### WORK REQUEST:
Scan the data below and pick out the lines containing the word "Jahresende".

### INPUT MATERIAL:
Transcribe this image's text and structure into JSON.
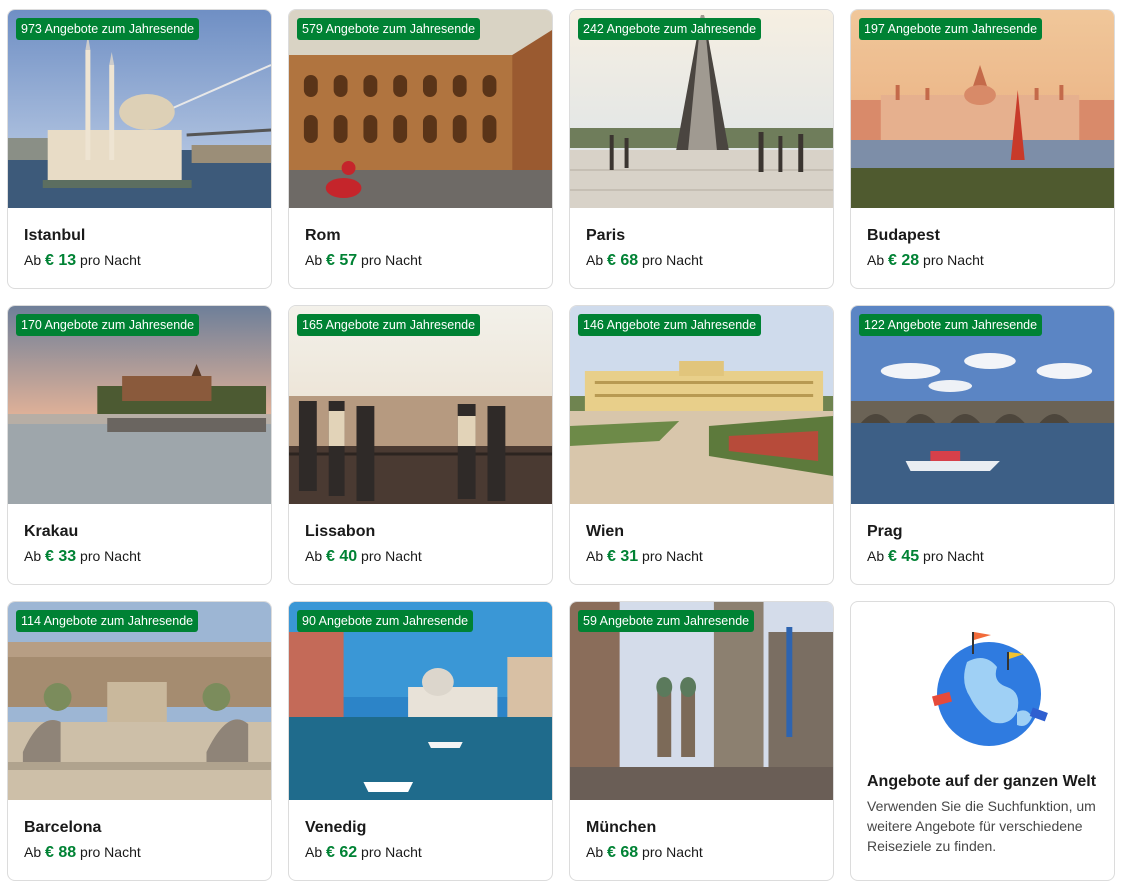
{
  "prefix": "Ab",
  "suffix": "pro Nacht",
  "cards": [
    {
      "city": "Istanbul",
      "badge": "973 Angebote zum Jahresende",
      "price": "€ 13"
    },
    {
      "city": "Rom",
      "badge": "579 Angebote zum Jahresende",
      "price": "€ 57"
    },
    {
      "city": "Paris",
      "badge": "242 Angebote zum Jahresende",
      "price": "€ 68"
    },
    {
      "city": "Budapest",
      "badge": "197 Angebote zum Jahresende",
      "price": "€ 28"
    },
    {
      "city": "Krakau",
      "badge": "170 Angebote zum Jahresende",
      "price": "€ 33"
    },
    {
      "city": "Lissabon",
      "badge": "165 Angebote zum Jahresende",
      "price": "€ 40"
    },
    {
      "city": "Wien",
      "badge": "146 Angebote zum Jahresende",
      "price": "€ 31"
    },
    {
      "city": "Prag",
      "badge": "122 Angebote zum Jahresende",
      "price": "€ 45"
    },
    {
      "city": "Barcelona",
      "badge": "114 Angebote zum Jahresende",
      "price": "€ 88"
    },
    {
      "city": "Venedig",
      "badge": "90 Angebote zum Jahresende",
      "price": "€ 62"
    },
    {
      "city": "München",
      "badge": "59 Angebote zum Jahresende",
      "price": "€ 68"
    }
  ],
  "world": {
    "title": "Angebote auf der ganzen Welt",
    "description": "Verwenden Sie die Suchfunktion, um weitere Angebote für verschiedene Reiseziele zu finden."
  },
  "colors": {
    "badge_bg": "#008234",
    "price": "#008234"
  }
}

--

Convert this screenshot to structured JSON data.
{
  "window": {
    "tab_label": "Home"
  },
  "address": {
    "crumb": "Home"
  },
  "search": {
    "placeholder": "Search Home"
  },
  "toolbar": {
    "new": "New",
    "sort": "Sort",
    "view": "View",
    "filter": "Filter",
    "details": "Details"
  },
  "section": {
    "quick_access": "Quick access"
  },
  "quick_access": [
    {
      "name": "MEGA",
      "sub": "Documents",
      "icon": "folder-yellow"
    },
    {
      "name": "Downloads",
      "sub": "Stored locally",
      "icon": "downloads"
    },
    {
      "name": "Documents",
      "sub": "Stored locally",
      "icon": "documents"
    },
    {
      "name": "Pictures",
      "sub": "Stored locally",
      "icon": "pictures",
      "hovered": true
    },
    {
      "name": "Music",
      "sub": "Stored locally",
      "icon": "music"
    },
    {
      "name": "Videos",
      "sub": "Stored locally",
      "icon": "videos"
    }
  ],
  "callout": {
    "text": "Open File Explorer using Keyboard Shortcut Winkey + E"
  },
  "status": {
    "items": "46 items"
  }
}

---

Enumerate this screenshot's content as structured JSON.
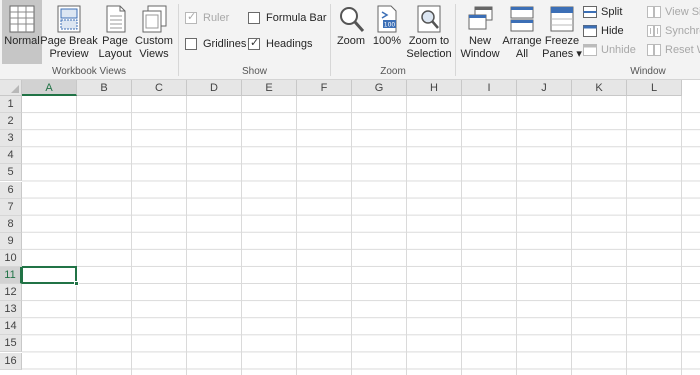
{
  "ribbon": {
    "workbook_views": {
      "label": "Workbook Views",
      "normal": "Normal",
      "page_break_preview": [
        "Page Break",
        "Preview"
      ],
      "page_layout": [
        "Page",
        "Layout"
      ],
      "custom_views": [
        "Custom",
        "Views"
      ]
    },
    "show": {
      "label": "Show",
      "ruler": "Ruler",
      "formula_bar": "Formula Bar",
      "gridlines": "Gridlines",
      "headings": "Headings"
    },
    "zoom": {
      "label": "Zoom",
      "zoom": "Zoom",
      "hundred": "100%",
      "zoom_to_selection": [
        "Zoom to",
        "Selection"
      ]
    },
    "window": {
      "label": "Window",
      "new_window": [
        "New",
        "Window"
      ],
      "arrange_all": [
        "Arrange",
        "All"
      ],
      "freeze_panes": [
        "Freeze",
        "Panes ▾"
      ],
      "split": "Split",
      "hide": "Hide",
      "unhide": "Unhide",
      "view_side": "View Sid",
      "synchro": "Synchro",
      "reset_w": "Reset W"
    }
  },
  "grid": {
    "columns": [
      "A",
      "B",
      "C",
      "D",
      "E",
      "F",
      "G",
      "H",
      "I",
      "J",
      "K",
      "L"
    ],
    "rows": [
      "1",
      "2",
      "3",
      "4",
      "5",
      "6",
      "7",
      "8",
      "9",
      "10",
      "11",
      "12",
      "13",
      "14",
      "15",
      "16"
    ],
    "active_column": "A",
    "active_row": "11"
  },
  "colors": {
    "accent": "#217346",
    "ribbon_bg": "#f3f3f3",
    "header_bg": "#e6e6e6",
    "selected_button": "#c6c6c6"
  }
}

### OUTPUT FOR THIS EXERCISE:
      "badge": "973 Angebote zum Jahresende",
      "badge": "579 Angebote zum Jahresende",
      "badge": "242 Angebote zum Jahresende",
      "badge": "197 Angebote zum Jahresende",
      "badge": "170 Angebote zum Jahresende",
      "badge": "165 Angebote zum Jahresende",
      "badge": "146 Angebote zum Jahresende",
      "badge": "122 Angebote zum Jahresende",
      "badge": "114 Angebote zum Jahresende",
      "badge": "90 Angebote zum Jahresende",
      "badge": "59 Angebote zum Jahresende",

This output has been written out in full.